### Task brief
Only the lines from the line holding "Convert this screenshot" through the final line of the entries below are to be returned, exactly as they stand.
───── Extracted information
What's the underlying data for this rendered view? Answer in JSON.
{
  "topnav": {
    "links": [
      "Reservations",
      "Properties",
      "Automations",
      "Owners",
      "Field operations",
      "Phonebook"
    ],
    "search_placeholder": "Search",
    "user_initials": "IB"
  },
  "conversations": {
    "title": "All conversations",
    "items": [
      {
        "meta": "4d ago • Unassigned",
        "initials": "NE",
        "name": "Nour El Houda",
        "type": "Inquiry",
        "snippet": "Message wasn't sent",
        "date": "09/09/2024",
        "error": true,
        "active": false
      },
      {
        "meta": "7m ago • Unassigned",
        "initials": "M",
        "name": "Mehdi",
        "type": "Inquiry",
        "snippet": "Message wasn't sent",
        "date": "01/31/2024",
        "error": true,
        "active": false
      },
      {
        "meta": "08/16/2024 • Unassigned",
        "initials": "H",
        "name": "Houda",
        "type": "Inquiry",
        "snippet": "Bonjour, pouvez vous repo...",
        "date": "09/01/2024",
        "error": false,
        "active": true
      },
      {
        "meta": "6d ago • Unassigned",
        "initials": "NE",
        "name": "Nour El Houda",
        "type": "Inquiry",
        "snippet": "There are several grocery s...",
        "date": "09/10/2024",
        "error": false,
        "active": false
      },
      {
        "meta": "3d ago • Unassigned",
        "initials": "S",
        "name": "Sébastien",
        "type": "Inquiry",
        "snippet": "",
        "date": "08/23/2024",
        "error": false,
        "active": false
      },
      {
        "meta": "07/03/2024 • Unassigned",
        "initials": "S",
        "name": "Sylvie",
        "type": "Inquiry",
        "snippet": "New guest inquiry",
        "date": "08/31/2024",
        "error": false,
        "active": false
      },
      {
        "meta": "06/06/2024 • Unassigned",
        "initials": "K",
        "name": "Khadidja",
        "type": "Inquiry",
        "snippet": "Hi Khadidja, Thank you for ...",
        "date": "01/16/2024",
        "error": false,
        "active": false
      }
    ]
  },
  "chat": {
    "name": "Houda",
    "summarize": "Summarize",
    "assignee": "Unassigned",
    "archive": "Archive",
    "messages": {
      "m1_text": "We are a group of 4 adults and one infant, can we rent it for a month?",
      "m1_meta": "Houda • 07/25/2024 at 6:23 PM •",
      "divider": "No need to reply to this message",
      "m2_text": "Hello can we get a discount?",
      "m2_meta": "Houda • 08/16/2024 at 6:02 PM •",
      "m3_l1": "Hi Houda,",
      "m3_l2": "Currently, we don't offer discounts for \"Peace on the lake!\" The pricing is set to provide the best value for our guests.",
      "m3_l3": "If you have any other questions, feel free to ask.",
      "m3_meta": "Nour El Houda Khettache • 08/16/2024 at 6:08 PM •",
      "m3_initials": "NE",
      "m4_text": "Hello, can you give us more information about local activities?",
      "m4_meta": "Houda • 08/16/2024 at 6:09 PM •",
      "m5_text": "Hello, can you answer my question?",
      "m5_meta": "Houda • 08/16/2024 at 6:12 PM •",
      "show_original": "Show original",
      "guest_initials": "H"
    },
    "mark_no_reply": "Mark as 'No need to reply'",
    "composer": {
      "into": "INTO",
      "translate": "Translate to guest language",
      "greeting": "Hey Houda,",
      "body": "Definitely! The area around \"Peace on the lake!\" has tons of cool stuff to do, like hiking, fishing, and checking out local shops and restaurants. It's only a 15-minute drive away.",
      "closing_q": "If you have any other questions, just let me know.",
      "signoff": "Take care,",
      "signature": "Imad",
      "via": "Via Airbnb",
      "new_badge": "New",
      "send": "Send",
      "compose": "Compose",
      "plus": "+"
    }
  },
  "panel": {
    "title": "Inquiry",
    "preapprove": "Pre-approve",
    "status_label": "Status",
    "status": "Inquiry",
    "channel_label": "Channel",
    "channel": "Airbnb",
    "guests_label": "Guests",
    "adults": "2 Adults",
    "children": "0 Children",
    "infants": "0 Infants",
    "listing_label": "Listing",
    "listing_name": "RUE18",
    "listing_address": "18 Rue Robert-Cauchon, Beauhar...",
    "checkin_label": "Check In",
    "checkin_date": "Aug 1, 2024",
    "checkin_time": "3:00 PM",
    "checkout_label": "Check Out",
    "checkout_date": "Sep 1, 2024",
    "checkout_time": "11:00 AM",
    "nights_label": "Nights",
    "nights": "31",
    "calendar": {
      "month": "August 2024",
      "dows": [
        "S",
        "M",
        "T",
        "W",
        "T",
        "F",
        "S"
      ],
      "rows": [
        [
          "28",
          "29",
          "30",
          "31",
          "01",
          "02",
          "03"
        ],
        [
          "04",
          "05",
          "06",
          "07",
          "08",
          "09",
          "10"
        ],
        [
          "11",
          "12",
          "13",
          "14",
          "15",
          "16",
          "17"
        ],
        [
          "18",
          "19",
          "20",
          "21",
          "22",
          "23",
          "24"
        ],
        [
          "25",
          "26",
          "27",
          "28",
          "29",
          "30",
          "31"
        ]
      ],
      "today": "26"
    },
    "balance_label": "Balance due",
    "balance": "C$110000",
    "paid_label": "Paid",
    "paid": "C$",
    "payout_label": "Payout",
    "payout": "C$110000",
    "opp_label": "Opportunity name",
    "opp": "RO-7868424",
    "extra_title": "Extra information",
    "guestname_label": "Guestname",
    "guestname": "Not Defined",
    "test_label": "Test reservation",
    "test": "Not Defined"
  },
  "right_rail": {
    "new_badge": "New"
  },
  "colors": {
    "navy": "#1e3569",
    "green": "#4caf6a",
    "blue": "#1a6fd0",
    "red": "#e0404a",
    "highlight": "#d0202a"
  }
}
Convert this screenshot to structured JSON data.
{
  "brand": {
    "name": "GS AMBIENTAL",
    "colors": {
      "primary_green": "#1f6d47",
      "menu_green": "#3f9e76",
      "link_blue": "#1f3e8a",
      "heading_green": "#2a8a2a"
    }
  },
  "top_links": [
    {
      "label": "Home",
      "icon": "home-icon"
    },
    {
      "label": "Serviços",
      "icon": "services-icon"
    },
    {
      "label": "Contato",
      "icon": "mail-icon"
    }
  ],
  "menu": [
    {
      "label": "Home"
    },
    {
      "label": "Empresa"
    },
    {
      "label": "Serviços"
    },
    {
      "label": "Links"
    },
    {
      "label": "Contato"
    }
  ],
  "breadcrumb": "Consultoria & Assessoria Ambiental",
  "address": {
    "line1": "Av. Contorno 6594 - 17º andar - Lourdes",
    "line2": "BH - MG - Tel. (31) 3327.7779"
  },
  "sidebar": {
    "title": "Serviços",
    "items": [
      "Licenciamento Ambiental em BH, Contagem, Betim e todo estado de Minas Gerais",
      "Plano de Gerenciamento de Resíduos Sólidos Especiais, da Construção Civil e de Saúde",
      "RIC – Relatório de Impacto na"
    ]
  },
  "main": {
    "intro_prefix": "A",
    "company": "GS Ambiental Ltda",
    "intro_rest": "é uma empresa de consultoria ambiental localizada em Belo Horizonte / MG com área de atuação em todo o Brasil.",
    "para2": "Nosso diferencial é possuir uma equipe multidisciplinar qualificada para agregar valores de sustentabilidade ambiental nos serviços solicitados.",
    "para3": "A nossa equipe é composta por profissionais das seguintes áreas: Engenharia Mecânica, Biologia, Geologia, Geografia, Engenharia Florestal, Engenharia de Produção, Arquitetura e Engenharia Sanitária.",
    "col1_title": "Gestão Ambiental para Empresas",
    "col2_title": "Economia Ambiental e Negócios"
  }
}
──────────
### Response area
Convert this screenshot to structured JSON data.
{
  "brand": {
    "name": "GS AMBIENTAL",
    "colors": {
      "primary_green": "#1f6d47",
      "menu_green": "#3f9e76",
      "link_blue": "#1f3e8a",
      "heading_green": "#2a8a2a"
    }
  },
  "top_links": [
    {
      "label": "Home",
      "icon": "home-icon"
    },
    {
      "label": "Serviços",
      "icon": "services-icon"
    },
    {
      "label": "Contato",
      "icon": "mail-icon"
    }
  ],
  "menu": [
    {
      "label": "Home"
    },
    {
      "label": "Empresa"
    },
    {
      "label": "Serviços"
    },
    {
      "label": "Links"
    },
    {
      "label": "Contato"
    }
  ],
  "breadcrumb": "Consultoria & Assessoria Ambiental",
  "address": {
    "line1": "Av. Contorno 6594 - 17º andar - Lourdes",
    "line2": "BH - MG - Tel. (31) 3327.7779"
  },
  "sidebar": {
    "title": "Serviços",
    "items": [
      "Licenciamento Ambiental em BH, Contagem, Betim e todo estado de Minas Gerais",
      "Plano de Gerenciamento de Resíduos Sólidos Especiais, da Construção Civil e de Saúde",
      "RIC – Relatório de Impacto na"
    ]
  },
  "main": {
    "intro_prefix": "A",
    "company": "GS Ambiental Ltda",
    "intro_rest": "é uma empresa de consultoria ambiental localizada em Belo Horizonte / MG com área de atuação em todo o Brasil.",
    "para2": "Nosso diferencial é possuir uma equipe multidisciplinar qualificada para agregar valores de sustentabilidade ambiental nos serviços solicitados.",
    "para3": "A nossa equipe é composta por profissionais das seguintes áreas: Engenharia Mecânica, Biologia, Geologia, Geografia, Engenharia Florestal, Engenharia de Produção, Arquitetura e Engenharia Sanitária.",
    "col1_title": "Gestão Ambiental para Empresas",
    "col2_title": "Economia Ambiental e Negócios"
  }
}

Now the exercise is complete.